Follow on Assignments
Medical officers who complete JPME-2 are highly valued at the higher levels in operational medicine. This may be as a joint force command surgeon, fleet surgeon, a Pentagon tour, or in any of the various naval service operational commands. This follow-on assignment is not a requirement, however. Your Detailer and Specialty Leader will ultimately work with you on what your next assignment will be. Some have returned to the MTF after NWC only to go operational on the very next tour. Commitment after obtaining JPME-2 is two years, served concurrently with any existing obligations.
There are several beneficiaries of a tour at the NWC. First, you and your family. Newport and surrounding vicinity is a great place to live with good schools and lots of history and activities. If you have been in the MTF for multiple tours, you may need a break so a brief sabbatical here can help recharge the batteries. You will still work hard (tons of reading and paper writing) but time structure is on your terms. Second, your specialty and our Navy. Every specialty in Navy Medicine (with rare exceptions) has elements that operationalize to support the mission of the Navy. To have the 30,000-foot strategic view of how your part comes into play is a great benefit to your specialty and service. Third, the nation needs thinkers and leaders. We all have the feeling that something has gone sideways in the last few decades. We need strong leaders who have the integrity to make the tough calls and argue for the right decisions on the national level.
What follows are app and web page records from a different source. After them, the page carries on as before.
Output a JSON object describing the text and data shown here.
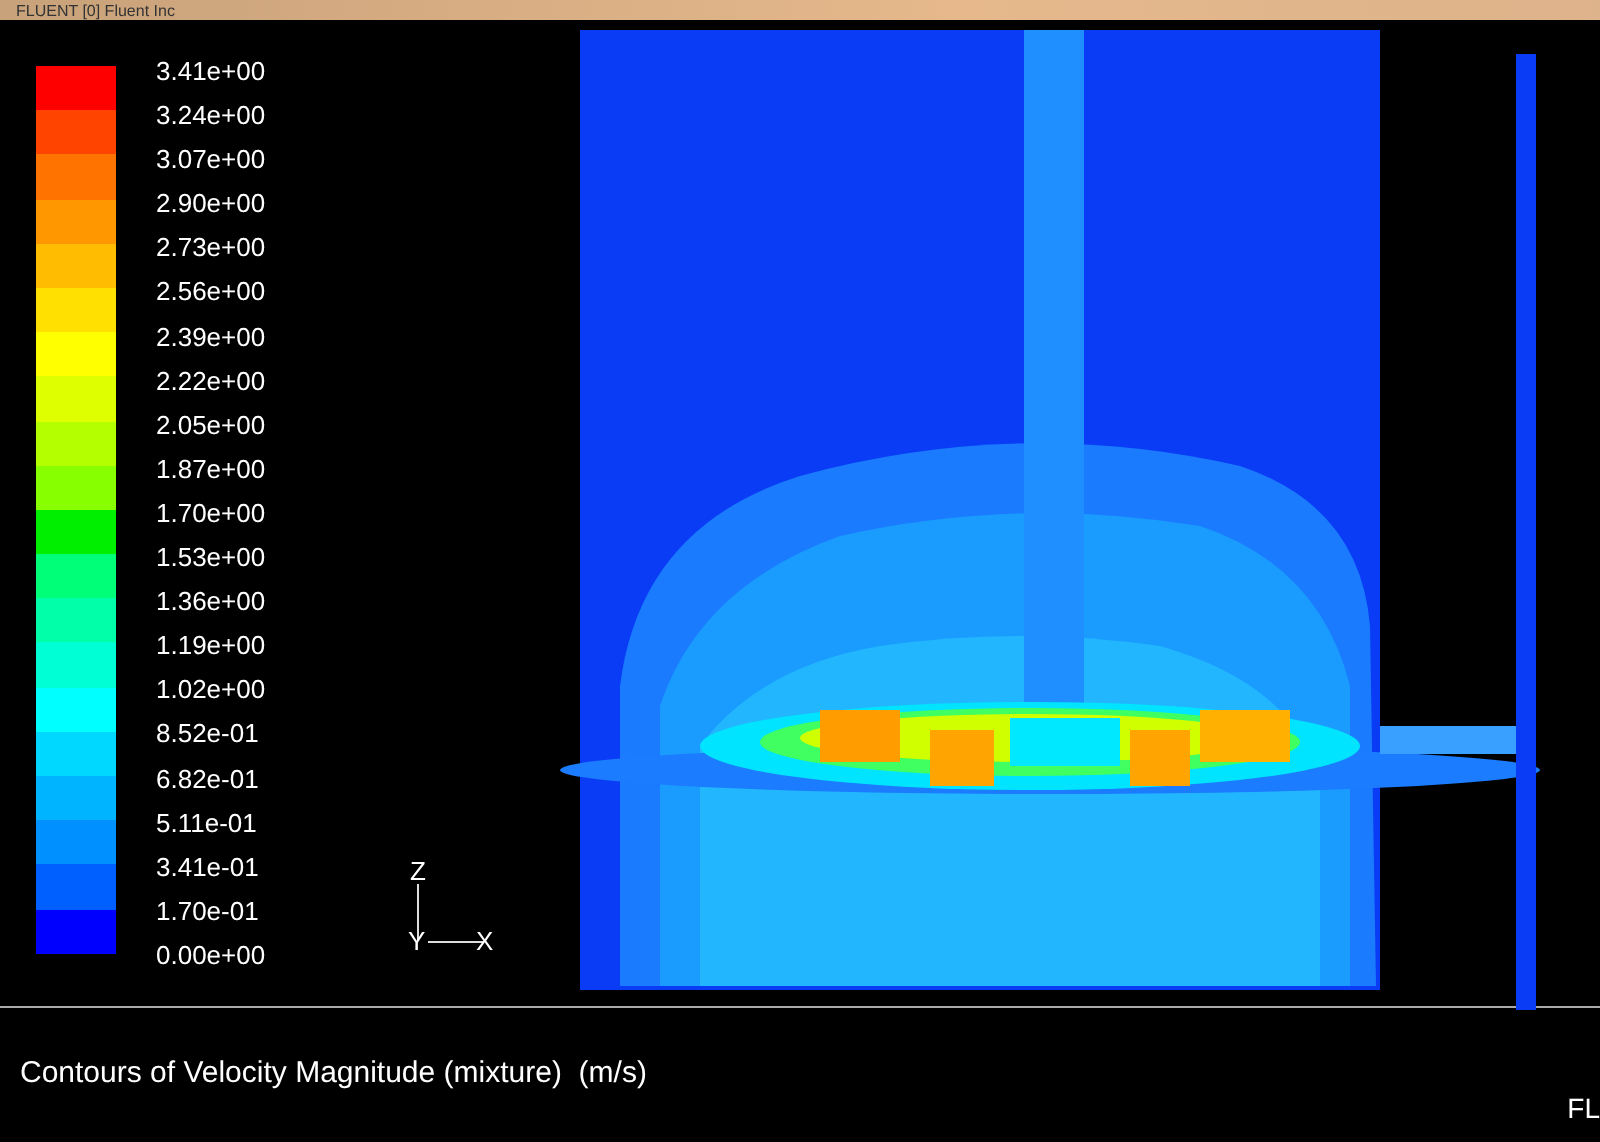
{
  "window": {
    "title": "FLUENT [0] Fluent Inc"
  },
  "legend": {
    "swatches": [
      {
        "color": "#ff0000"
      },
      {
        "color": "#ff4400"
      },
      {
        "color": "#ff7400"
      },
      {
        "color": "#ff9800"
      },
      {
        "color": "#ffbc00"
      },
      {
        "color": "#ffe000"
      },
      {
        "color": "#ffff00"
      },
      {
        "color": "#ddff00"
      },
      {
        "color": "#b4ff00"
      },
      {
        "color": "#88ff00"
      },
      {
        "color": "#00ee00"
      },
      {
        "color": "#00ff78"
      },
      {
        "color": "#00ffa8"
      },
      {
        "color": "#00ffd4"
      },
      {
        "color": "#00ffff"
      },
      {
        "color": "#00d8ff"
      },
      {
        "color": "#00b4ff"
      },
      {
        "color": "#0090ff"
      },
      {
        "color": "#0060ff"
      },
      {
        "color": "#0000ff"
      }
    ],
    "labels": [
      "3.41e+00",
      "3.24e+00",
      "3.07e+00",
      "2.90e+00",
      "2.73e+00",
      "2.56e+00",
      "2.39e+00",
      "2.22e+00",
      "2.05e+00",
      "1.87e+00",
      "1.70e+00",
      "1.53e+00",
      "1.36e+00",
      "1.19e+00",
      "1.02e+00",
      "8.52e-01",
      "6.82e-01",
      "5.11e-01",
      "3.41e-01",
      "1.70e-01",
      "0.00e+00"
    ]
  },
  "axes": {
    "vertical": "Z",
    "depth": "Y",
    "horizontal": "X"
  },
  "caption": "Contours of Velocity Magnitude (mixture)  (m/s)",
  "corner_text": "FL"
}
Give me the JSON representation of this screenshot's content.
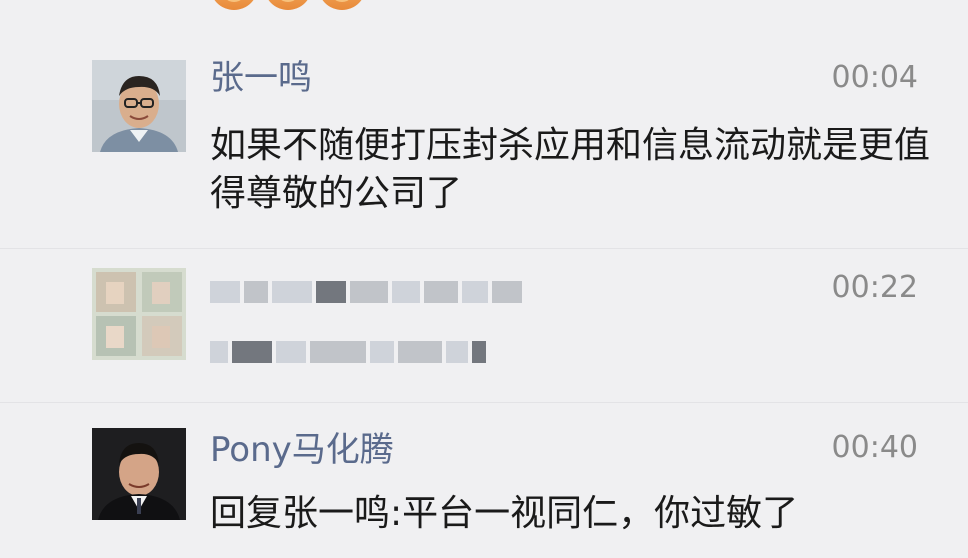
{
  "comments": [
    {
      "author": "张一鸣",
      "time": "00:04",
      "text": "如果不随便打压封杀应用和信息流动就是更值得尊敬的公司了",
      "avatar_icon": "person-photo-avatar"
    },
    {
      "author": "",
      "time": "00:22",
      "text": "",
      "avatar_icon": "blurred-avatar",
      "blurred": true
    },
    {
      "author": "Pony马化腾",
      "time": "00:40",
      "text": "回复张一鸣:平台一视同仁，你过敏了",
      "avatar_icon": "person-photo-avatar"
    }
  ],
  "colors": {
    "author": "#5a6a8c",
    "time": "#8a8a8a",
    "text": "#1a1a1a",
    "background": "#f0f0f2"
  }
}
After you leave the naval service, this education and degree will go with you and will likely have great utility no matter how your large your future circle of influence may be.
I usually stick to career planning topics on this blog, but a reader submitted this interesting article. I had no idea where our corps device came from, and since I didn’t know I’m sure there are others out there who don’t know either. Enjoy reading if this topic intrigues you:
As this blog/website grows in popularity (4,100 hits in just over 2 months), I think readers could really benefit from other opinions than my own. With that in mind, I’d like to invite anyone interested to consider guest posting. The topic could be anything related to Medical Corps career planning. If you are interested in guest posting, use the “Contact Me” tab to pitch your idea to me. If the idea sounds promising and you’re open to a little editorial input after you submit a draft, we can get your thoughts posted to the site for others to benefit from.